Start of Data in this exercise

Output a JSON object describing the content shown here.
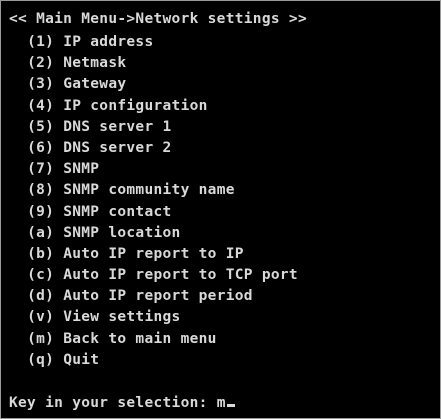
{
  "header": {
    "title": "<< Main Menu->Network settings >>"
  },
  "menu": {
    "items": [
      {
        "key": "(1)",
        "label": "IP address"
      },
      {
        "key": "(2)",
        "label": "Netmask"
      },
      {
        "key": "(3)",
        "label": "Gateway"
      },
      {
        "key": "(4)",
        "label": "IP configuration"
      },
      {
        "key": "(5)",
        "label": "DNS server 1"
      },
      {
        "key": "(6)",
        "label": "DNS server 2"
      },
      {
        "key": "(7)",
        "label": "SNMP"
      },
      {
        "key": "(8)",
        "label": "SNMP community name"
      },
      {
        "key": "(9)",
        "label": "SNMP contact"
      },
      {
        "key": "(a)",
        "label": "SNMP location"
      },
      {
        "key": "(b)",
        "label": "Auto IP report to IP"
      },
      {
        "key": "(c)",
        "label": "Auto IP report to TCP port"
      },
      {
        "key": "(d)",
        "label": "Auto IP report period"
      },
      {
        "key": "(v)",
        "label": "View settings"
      },
      {
        "key": "(m)",
        "label": "Back to main menu"
      },
      {
        "key": "(q)",
        "label": "Quit"
      }
    ]
  },
  "prompt": {
    "label": "Key in your selection:",
    "value": "m"
  },
  "colors": {
    "background": "#000000",
    "text": "#d9d9d9"
  }
}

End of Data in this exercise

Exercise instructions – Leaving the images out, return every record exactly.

Task output –
Output a JSON object describing the content shown here.
{
  "header": {
    "title": "<< Main Menu->Network settings >>"
  },
  "menu": {
    "items": [
      {
        "key": "(1)",
        "label": "IP address"
      },
      {
        "key": "(2)",
        "label": "Netmask"
      },
      {
        "key": "(3)",
        "label": "Gateway"
      },
      {
        "key": "(4)",
        "label": "IP configuration"
      },
      {
        "key": "(5)",
        "label": "DNS server 1"
      },
      {
        "key": "(6)",
        "label": "DNS server 2"
      },
      {
        "key": "(7)",
        "label": "SNMP"
      },
      {
        "key": "(8)",
        "label": "SNMP community name"
      },
      {
        "key": "(9)",
        "label": "SNMP contact"
      },
      {
        "key": "(a)",
        "label": "SNMP location"
      },
      {
        "key": "(b)",
        "label": "Auto IP report to IP"
      },
      {
        "key": "(c)",
        "label": "Auto IP report to TCP port"
      },
      {
        "key": "(d)",
        "label": "Auto IP report period"
      },
      {
        "key": "(v)",
        "label": "View settings"
      },
      {
        "key": "(m)",
        "label": "Back to main menu"
      },
      {
        "key": "(q)",
        "label": "Quit"
      }
    ]
  },
  "prompt": {
    "label": "Key in your selection:",
    "value": "m"
  },
  "colors": {
    "background": "#000000",
    "text": "#d9d9d9"
  }
}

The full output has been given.